Big Brother isn’t watching you
In societies all over the world, many people feel they are missing out on something, because society doesn’t give them enough. In 2011 the UK rioters got the government’s attention by destroying the community. They did it because of the fact that they felt overlooked in the society because the politicians only cared about the upper class and forgot the economy class. Russell Brand, the English comedian, actor, radio host, author and activist, wrote the commentary Big Brother isn’t watching you, which is a commentary on the UK riots, where he comes up with his opinion about why young people feel the urge to destroy their communities and what might be the solution to the increasing problem.
Brand starts out the commentary by saying that he no longer lives in London, and that he used to work for the reality show Big Brother, which he really cared about. He explains how reality stars fame expires like dog years.
Brand has gotten fame over the years, which is also why he moved to Los Angeles.
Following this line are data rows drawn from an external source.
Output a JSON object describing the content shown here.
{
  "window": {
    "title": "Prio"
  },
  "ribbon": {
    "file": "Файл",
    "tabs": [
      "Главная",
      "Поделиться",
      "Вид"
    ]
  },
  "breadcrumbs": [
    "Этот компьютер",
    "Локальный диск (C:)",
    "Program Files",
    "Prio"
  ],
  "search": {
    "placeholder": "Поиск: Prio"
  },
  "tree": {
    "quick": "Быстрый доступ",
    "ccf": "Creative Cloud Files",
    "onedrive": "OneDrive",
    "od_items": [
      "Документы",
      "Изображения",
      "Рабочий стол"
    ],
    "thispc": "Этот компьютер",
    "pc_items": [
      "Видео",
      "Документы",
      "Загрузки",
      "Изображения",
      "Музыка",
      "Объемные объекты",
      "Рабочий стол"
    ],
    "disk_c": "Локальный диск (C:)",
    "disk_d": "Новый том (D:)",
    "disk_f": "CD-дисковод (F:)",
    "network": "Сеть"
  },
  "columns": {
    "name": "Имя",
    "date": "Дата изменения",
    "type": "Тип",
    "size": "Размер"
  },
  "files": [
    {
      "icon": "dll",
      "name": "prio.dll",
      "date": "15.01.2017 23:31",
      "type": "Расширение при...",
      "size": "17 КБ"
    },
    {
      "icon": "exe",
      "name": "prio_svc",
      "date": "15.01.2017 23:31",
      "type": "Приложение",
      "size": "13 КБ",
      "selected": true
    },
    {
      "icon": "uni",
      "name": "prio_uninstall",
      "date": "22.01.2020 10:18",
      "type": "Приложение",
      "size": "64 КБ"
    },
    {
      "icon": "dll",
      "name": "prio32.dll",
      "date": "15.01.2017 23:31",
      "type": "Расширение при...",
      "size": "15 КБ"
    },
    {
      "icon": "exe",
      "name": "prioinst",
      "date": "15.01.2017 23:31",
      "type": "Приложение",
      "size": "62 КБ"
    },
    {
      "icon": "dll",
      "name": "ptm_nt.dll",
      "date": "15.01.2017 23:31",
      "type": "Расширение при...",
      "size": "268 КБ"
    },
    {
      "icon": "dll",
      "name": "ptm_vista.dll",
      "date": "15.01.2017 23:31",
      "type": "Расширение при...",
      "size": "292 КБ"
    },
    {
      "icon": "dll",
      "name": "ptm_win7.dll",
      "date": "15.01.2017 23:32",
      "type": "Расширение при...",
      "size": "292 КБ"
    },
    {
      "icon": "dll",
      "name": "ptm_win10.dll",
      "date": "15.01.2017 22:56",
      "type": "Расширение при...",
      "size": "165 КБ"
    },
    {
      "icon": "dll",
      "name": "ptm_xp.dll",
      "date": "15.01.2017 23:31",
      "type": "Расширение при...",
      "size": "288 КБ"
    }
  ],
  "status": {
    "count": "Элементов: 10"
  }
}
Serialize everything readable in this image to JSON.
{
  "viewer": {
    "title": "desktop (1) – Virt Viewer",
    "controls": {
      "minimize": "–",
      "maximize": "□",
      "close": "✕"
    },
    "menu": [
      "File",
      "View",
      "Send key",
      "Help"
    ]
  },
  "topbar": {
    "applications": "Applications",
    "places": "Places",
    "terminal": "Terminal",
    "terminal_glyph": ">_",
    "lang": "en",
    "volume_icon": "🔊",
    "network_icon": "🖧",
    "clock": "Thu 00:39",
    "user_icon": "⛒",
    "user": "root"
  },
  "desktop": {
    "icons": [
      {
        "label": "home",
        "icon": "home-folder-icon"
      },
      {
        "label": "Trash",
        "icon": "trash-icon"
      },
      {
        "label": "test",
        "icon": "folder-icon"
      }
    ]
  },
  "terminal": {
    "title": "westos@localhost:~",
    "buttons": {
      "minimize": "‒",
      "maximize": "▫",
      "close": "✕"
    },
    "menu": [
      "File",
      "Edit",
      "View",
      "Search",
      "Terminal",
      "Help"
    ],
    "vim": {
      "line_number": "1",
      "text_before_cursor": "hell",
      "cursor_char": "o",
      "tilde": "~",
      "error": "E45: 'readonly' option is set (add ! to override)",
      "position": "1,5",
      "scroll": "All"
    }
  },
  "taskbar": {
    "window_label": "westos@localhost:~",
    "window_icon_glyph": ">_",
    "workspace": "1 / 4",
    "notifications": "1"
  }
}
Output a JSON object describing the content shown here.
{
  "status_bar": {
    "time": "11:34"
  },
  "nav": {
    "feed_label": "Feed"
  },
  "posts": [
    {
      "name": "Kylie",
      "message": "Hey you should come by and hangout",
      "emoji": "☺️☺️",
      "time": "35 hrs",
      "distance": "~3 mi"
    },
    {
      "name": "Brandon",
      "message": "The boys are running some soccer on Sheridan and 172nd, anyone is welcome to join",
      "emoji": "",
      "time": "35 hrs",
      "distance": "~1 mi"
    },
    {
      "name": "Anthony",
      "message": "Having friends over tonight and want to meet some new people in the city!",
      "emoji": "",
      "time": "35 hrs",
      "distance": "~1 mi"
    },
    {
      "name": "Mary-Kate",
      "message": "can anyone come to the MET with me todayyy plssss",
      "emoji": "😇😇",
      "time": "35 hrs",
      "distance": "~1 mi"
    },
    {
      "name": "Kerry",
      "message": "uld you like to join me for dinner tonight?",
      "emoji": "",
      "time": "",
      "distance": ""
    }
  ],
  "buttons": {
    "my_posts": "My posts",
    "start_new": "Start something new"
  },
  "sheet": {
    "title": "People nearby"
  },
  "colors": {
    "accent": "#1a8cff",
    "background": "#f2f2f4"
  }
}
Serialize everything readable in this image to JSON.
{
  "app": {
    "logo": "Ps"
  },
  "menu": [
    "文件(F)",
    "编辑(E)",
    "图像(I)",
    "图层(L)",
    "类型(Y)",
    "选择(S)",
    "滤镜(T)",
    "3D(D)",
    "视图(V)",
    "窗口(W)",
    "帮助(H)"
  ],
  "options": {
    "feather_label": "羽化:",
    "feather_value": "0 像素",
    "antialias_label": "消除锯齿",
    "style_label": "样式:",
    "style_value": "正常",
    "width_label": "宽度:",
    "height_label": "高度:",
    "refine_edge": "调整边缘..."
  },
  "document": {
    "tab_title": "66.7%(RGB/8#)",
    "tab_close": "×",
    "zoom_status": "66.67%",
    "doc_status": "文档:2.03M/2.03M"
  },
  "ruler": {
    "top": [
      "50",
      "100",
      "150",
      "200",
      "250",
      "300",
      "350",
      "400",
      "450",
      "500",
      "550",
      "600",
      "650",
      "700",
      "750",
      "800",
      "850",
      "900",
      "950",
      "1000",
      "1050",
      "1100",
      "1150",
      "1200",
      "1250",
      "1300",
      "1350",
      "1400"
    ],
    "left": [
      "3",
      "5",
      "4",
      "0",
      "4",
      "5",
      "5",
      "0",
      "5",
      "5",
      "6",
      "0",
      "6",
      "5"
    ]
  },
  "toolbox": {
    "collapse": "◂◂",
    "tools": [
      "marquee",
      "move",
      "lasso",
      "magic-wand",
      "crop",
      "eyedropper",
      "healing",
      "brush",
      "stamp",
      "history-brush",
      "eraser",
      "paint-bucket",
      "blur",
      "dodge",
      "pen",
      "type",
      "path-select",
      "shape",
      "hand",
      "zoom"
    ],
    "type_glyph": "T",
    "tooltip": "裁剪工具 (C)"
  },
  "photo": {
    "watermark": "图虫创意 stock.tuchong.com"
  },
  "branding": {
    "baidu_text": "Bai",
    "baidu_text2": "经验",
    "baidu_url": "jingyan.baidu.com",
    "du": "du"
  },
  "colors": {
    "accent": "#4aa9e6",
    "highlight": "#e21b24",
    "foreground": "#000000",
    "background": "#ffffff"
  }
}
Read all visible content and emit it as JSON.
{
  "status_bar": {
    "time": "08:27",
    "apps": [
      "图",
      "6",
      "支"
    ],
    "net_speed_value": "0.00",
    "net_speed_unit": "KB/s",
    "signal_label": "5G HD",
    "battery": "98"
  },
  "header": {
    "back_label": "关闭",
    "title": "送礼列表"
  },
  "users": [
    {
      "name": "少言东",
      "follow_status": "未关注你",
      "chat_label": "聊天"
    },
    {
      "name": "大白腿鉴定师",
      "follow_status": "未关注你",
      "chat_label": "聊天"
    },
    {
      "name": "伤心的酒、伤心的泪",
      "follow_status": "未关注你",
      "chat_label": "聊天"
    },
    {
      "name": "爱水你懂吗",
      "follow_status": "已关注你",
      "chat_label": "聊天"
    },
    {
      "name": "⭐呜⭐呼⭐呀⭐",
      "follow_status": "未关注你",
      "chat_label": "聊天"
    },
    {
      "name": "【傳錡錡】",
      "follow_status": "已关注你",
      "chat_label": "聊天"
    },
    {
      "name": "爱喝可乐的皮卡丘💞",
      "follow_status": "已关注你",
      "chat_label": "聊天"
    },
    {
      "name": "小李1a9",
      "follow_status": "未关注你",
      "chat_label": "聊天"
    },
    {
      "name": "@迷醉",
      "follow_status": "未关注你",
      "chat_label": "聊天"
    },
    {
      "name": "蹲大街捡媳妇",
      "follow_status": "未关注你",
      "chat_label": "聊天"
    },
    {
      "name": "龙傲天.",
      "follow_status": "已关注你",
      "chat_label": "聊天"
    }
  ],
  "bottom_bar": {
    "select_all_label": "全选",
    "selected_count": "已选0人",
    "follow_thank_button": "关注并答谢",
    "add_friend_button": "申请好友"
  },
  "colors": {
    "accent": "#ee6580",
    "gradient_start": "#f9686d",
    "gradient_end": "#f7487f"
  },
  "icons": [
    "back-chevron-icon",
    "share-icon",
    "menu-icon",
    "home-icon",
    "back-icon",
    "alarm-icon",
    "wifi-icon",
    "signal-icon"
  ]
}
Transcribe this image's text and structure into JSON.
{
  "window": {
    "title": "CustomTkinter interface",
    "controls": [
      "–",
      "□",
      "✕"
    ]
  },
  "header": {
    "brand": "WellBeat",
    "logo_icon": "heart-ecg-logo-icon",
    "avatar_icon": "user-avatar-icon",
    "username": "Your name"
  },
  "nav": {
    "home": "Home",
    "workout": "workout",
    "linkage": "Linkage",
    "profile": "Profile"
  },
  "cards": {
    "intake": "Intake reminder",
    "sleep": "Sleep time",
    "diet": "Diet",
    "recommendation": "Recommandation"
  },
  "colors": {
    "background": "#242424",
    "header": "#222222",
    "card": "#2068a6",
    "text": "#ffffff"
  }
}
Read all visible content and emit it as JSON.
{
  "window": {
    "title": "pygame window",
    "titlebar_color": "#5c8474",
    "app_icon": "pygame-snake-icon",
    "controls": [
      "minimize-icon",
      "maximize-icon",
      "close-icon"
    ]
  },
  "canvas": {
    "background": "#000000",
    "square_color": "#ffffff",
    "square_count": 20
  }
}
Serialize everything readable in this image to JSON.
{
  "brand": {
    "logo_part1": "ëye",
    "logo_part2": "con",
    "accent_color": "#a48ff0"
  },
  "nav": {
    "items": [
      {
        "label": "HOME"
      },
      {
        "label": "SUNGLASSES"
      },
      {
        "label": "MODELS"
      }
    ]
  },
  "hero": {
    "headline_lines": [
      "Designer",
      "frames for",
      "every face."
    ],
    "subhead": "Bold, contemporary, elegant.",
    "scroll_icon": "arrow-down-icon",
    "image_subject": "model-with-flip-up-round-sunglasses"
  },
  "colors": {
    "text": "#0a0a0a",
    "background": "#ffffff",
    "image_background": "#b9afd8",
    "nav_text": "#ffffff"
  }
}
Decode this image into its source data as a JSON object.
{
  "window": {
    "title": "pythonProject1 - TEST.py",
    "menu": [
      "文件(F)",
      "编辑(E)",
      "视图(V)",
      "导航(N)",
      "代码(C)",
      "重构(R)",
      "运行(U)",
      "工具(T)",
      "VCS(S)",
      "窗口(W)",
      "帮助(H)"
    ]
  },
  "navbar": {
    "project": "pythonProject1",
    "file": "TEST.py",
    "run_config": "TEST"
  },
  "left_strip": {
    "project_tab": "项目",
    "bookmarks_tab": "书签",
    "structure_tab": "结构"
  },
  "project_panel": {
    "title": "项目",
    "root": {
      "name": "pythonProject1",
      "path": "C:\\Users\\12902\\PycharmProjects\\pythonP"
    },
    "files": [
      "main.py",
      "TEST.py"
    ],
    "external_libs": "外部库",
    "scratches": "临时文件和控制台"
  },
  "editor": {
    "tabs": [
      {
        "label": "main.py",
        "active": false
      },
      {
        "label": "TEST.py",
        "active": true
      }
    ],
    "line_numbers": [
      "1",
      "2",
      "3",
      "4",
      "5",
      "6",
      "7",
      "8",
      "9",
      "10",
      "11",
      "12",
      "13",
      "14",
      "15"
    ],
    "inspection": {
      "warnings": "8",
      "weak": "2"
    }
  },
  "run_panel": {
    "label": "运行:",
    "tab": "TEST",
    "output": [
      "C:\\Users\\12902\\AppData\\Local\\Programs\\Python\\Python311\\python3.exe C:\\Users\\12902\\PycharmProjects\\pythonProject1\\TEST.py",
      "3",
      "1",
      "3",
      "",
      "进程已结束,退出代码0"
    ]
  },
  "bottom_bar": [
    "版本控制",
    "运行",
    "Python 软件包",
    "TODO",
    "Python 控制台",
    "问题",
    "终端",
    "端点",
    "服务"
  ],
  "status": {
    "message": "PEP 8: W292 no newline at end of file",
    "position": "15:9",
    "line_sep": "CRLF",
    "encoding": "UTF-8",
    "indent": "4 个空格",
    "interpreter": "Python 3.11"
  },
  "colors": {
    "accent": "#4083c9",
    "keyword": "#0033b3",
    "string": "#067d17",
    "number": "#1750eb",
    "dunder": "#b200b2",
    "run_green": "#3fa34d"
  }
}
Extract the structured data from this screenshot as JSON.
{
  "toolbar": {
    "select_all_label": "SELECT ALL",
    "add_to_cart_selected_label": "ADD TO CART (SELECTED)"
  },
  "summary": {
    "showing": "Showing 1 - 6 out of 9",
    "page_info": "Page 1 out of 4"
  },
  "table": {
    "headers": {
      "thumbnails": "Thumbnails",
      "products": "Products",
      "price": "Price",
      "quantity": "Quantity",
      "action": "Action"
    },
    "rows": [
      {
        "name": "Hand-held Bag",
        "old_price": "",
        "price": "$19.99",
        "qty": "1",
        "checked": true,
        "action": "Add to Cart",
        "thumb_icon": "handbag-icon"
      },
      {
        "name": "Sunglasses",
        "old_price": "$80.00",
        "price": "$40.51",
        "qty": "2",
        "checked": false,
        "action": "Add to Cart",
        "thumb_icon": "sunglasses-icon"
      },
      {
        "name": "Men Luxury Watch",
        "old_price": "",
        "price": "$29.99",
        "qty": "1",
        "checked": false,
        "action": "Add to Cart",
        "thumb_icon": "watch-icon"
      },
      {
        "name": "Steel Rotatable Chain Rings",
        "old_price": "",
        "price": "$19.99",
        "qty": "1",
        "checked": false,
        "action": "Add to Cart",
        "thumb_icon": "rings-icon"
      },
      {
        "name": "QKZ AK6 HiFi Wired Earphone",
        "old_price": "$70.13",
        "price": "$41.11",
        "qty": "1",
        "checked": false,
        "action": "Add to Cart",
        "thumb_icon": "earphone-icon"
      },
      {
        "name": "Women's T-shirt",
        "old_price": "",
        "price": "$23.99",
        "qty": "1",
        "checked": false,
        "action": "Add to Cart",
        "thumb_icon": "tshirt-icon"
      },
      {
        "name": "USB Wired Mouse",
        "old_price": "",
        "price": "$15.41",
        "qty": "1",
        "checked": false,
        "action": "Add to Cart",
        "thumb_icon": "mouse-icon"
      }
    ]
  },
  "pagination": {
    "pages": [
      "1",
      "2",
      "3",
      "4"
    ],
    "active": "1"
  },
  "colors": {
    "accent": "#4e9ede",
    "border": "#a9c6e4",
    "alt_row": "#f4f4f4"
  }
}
That means that he is no longer part of the economic class, and that bothers him. Most of the UK riots is from the economic class, and therefore Brand fell a connection to them, because he has lived in Dalston, Hackney, Elephant, Camden and Bethnal Green. In Brand’s early twenties, he participated in anti-capitalist protest, which also meant that he got arrested. He explains how he enjoyed when the protest got chaotic and even hostile. That’s why he feels that he can relate to some of the UK riots. He uses his own experience with fighting the law, to explain why it might be that the riots feel that they need to destroy their own communities. He considers the riots as deprived in a materialistic way, like Brand himself was when he was young.
One of Brands others significant points is that the politicians and the upper class don’t deal with the economy class in the right way.
Many of the riots are with no education, has a weakened family unit, no...